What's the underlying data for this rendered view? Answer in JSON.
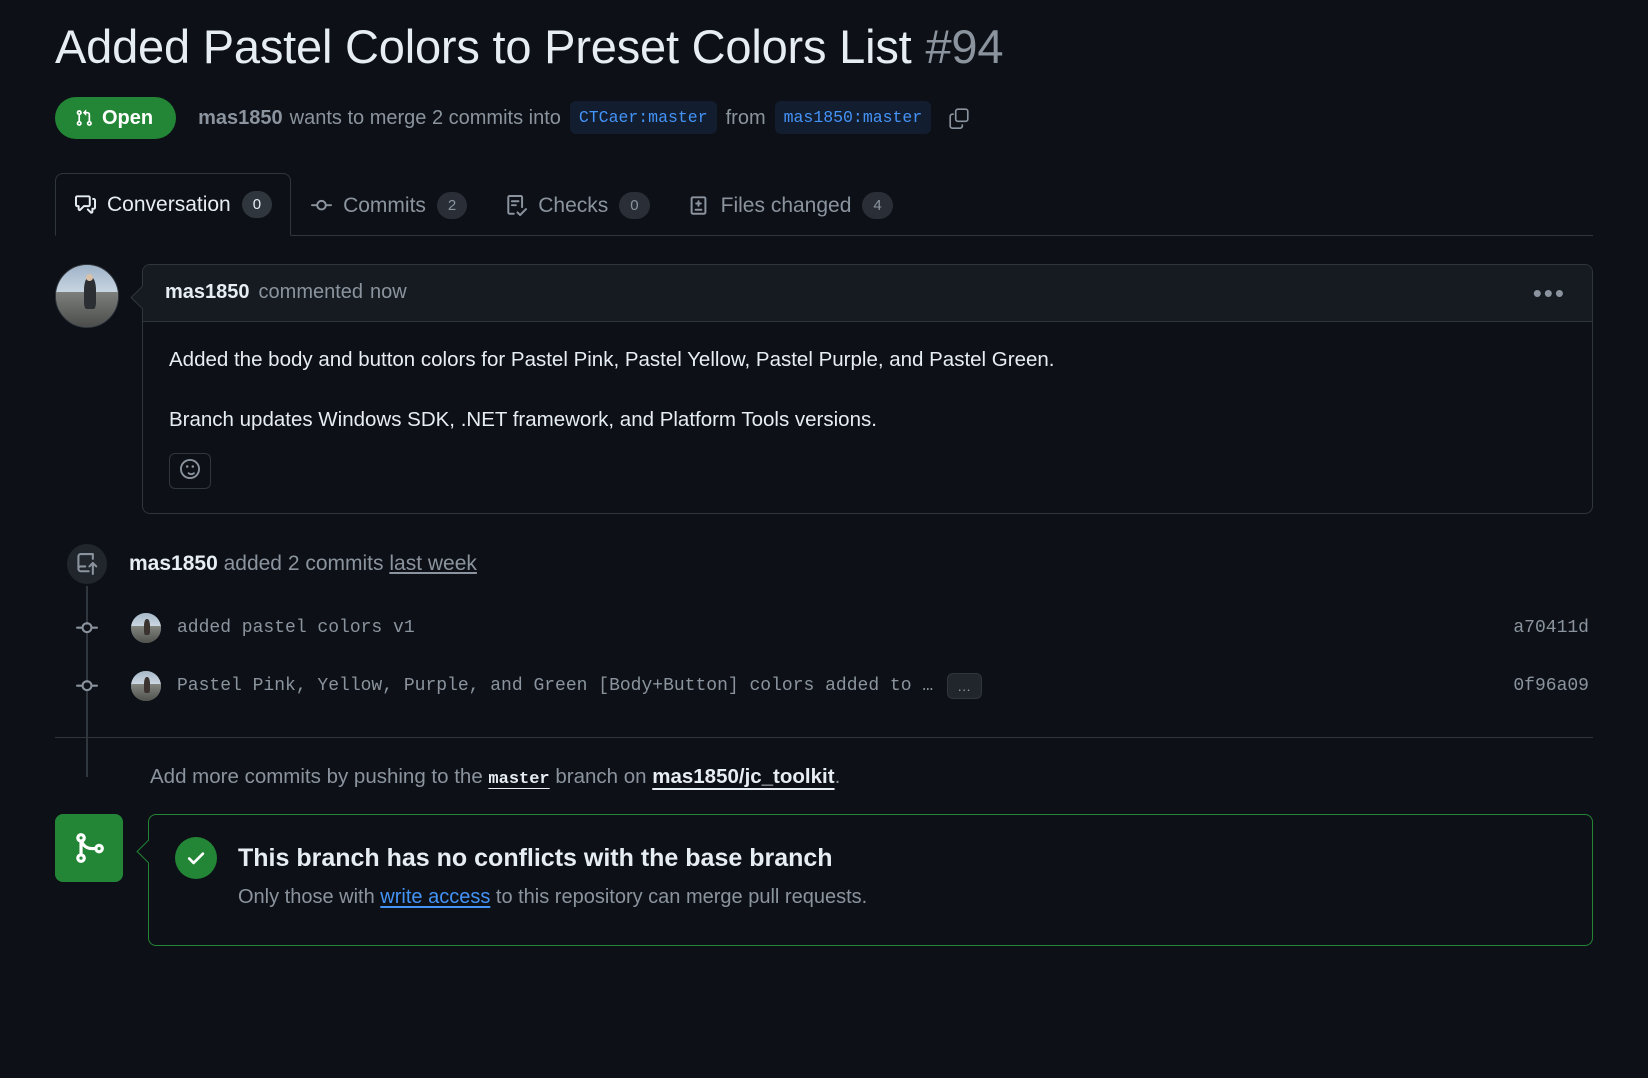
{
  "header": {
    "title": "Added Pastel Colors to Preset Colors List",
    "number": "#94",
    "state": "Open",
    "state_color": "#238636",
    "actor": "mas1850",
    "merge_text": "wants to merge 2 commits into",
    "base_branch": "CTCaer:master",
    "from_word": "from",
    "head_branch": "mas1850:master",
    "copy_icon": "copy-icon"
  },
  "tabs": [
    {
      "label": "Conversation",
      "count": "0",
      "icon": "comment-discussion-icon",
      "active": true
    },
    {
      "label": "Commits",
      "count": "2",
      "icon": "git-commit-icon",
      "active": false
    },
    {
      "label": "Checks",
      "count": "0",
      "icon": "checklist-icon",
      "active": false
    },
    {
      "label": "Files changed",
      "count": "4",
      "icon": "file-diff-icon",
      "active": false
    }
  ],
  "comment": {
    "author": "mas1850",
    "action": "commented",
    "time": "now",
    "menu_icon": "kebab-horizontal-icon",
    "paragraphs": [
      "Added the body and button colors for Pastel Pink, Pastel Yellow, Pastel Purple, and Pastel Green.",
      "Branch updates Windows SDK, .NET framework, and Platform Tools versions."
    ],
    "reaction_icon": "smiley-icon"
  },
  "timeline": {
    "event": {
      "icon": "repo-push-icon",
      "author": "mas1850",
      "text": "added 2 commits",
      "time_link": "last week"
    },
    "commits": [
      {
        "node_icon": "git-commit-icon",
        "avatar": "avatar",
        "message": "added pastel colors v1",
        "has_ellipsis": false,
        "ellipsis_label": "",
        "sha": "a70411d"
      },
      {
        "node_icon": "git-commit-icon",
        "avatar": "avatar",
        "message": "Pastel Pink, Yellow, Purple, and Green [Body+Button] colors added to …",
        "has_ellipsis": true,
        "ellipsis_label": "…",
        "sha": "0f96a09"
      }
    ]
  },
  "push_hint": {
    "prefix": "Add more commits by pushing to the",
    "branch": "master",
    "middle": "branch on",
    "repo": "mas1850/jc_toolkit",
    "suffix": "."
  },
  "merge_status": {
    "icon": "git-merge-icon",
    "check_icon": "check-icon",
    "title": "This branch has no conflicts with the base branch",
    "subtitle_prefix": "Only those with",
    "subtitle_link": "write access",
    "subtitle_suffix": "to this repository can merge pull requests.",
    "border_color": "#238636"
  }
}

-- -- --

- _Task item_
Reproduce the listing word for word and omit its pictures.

- _Result of the exercise_
What's the underlying data for this rendered view? Answer in JSON.
{
  "header": {
    "title": "Added Pastel Colors to Preset Colors List",
    "number": "#94",
    "state": "Open",
    "state_color": "#238636",
    "actor": "mas1850",
    "merge_text": "wants to merge 2 commits into",
    "base_branch": "CTCaer:master",
    "from_word": "from",
    "head_branch": "mas1850:master",
    "copy_icon": "copy-icon"
  },
  "tabs": [
    {
      "label": "Conversation",
      "count": "0",
      "icon": "comment-discussion-icon",
      "active": true
    },
    {
      "label": "Commits",
      "count": "2",
      "icon": "git-commit-icon",
      "active": false
    },
    {
      "label": "Checks",
      "count": "0",
      "icon": "checklist-icon",
      "active": false
    },
    {
      "label": "Files changed",
      "count": "4",
      "icon": "file-diff-icon",
      "active": false
    }
  ],
  "comment": {
    "author": "mas1850",
    "action": "commented",
    "time": "now",
    "menu_icon": "kebab-horizontal-icon",
    "paragraphs": [
      "Added the body and button colors for Pastel Pink, Pastel Yellow, Pastel Purple, and Pastel Green.",
      "Branch updates Windows SDK, .NET framework, and Platform Tools versions."
    ],
    "reaction_icon": "smiley-icon"
  },
  "timeline": {
    "event": {
      "icon": "repo-push-icon",
      "author": "mas1850",
      "text": "added 2 commits",
      "time_link": "last week"
    },
    "commits": [
      {
        "node_icon": "git-commit-icon",
        "avatar": "avatar",
        "message": "added pastel colors v1",
        "has_ellipsis": false,
        "ellipsis_label": "",
        "sha": "a70411d"
      },
      {
        "node_icon": "git-commit-icon",
        "avatar": "avatar",
        "message": "Pastel Pink, Yellow, Purple, and Green [Body+Button] colors added to …",
        "has_ellipsis": true,
        "ellipsis_label": "…",
        "sha": "0f96a09"
      }
    ]
  },
  "push_hint": {
    "prefix": "Add more commits by pushing to the",
    "branch": "master",
    "middle": "branch on",
    "repo": "mas1850/jc_toolkit",
    "suffix": "."
  },
  "merge_status": {
    "icon": "git-merge-icon",
    "check_icon": "check-icon",
    "title": "This branch has no conflicts with the base branch",
    "subtitle_prefix": "Only those with",
    "subtitle_link": "write access",
    "subtitle_suffix": "to this repository can merge pull requests.",
    "border_color": "#238636"
  }
}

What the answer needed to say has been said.